Adelaide-based pianist and composer Ashley Hribar (b. 1975) consistently works with classical repertoire in interesting and innovative ways. These include the curation of a series of concerts across Germany in which all ten of Scriabin’s piano sonatas were performed in conjunction with massive projections of opals as a means to explore synaesthetic qualities of these enthralling works.
Hribar also has a long-standing interest in silent film and has performed his own scores to accompany many screenings, including of legendary German Expressionist director F.W. Murnau’s Faust (1926). This is the inspiration for Hribar’s latest album, Faust: A Mortal’s Tale, which assembles works by Rachmaninov, Debussy, Liszt and French-Russian composer Georgy Catoire (1861-1926), among others, into a programmatic retelling of the Faust legend.

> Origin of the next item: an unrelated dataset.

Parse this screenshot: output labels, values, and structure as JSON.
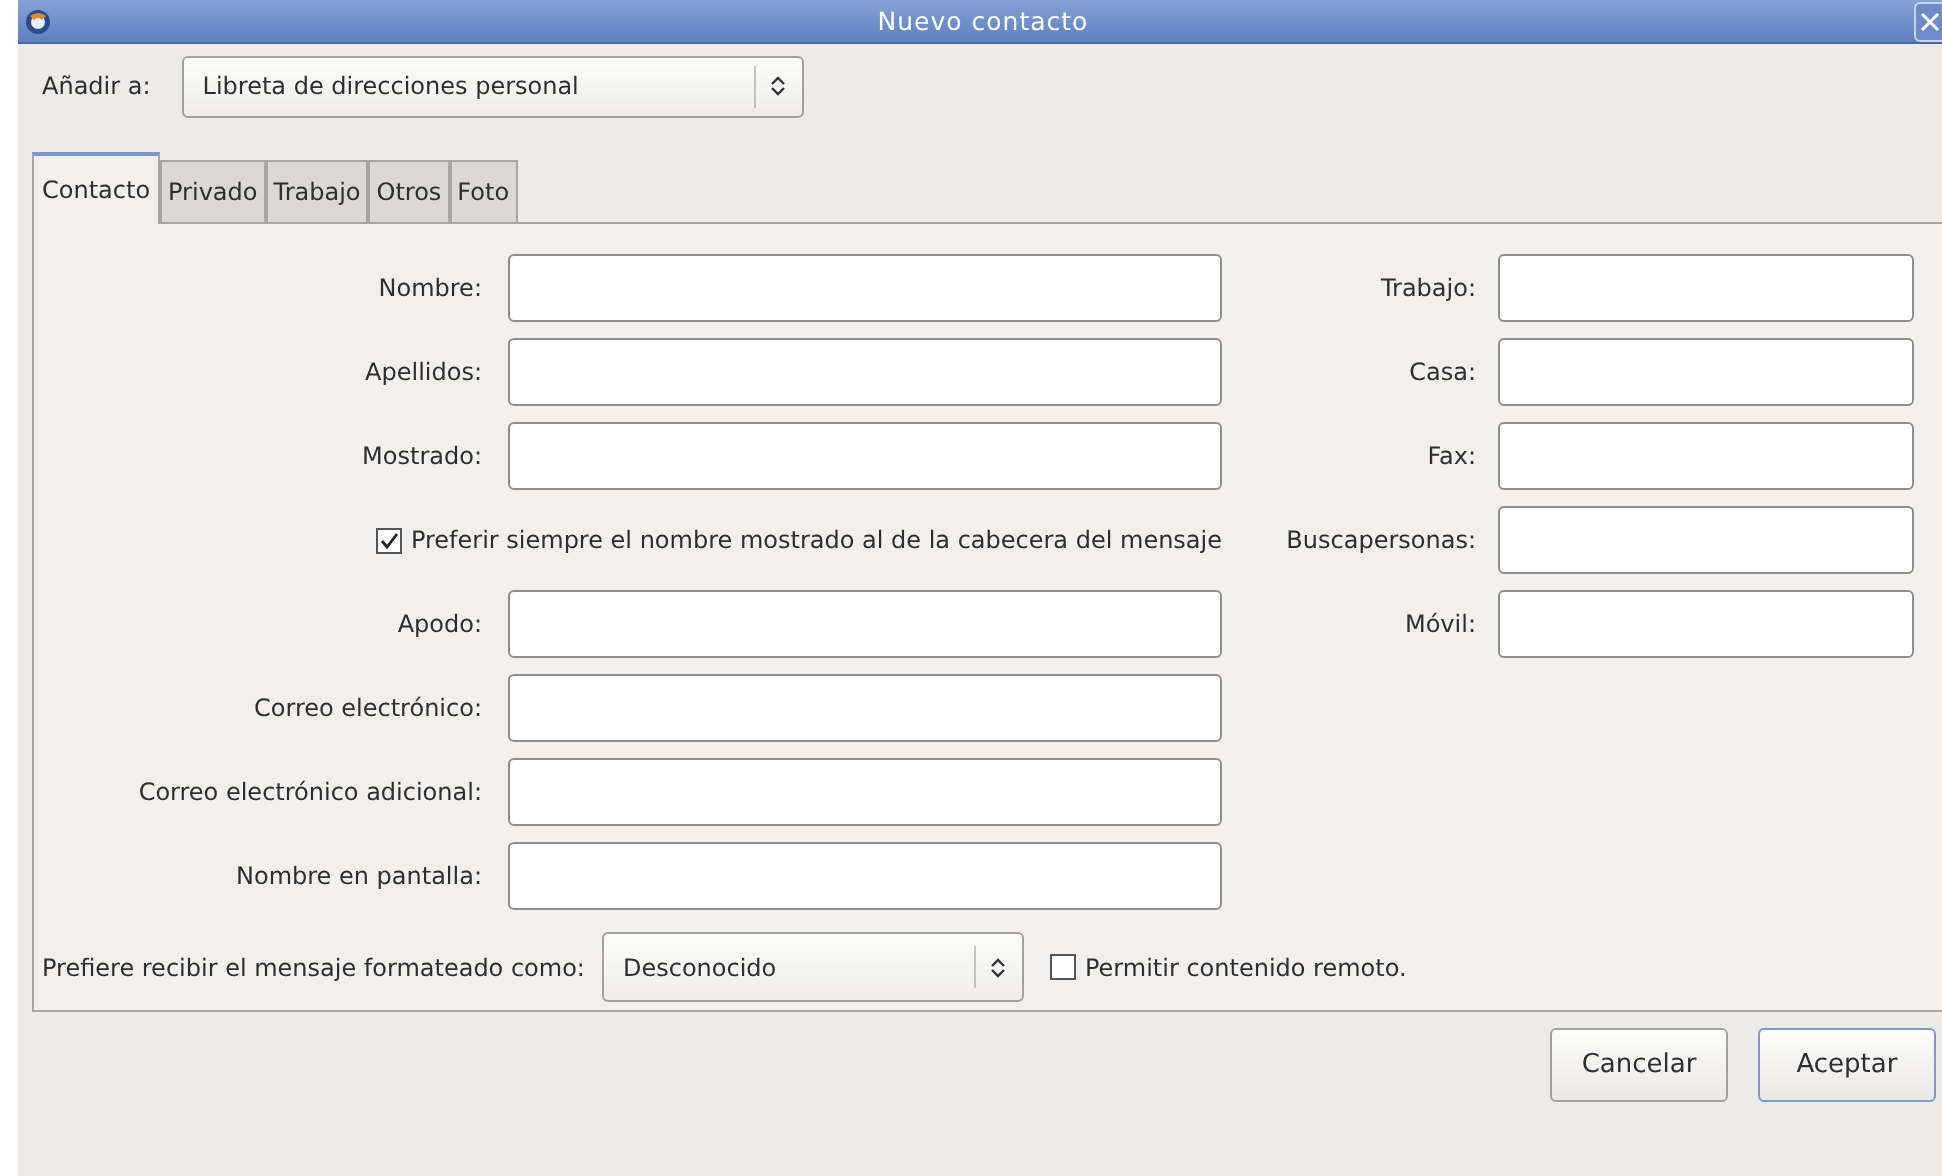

There’s a twist though: all have been arranged by Hribar to utilise the unique expressive attributes of the Australian Stuart & Sons ‘Big Beleura’ piano which, with 108 keys, is the world’s first nine-octave four-pedal piano.
Hribar also seeks to reinstate the lost classical art of improvisation, as he puts it, “to tamper with the written score, to not take the notes too seriously, but in a thoughtful way.” The result is an expansively recorded, rich and virtuosic album of heightened depth and colour, not dissimilar in essence from the aforementioned Scriabin performances. Hribar’s dynamic pianism is evident throughout, particularly in his crackling performance of Liszt’s Mephisto Waltz No. 1; other highlights include Black Earth by fellow pianist and composer Fazil Say (b. 1970) and Jelly Roll Morton’s appropriately named Fingerbreaker.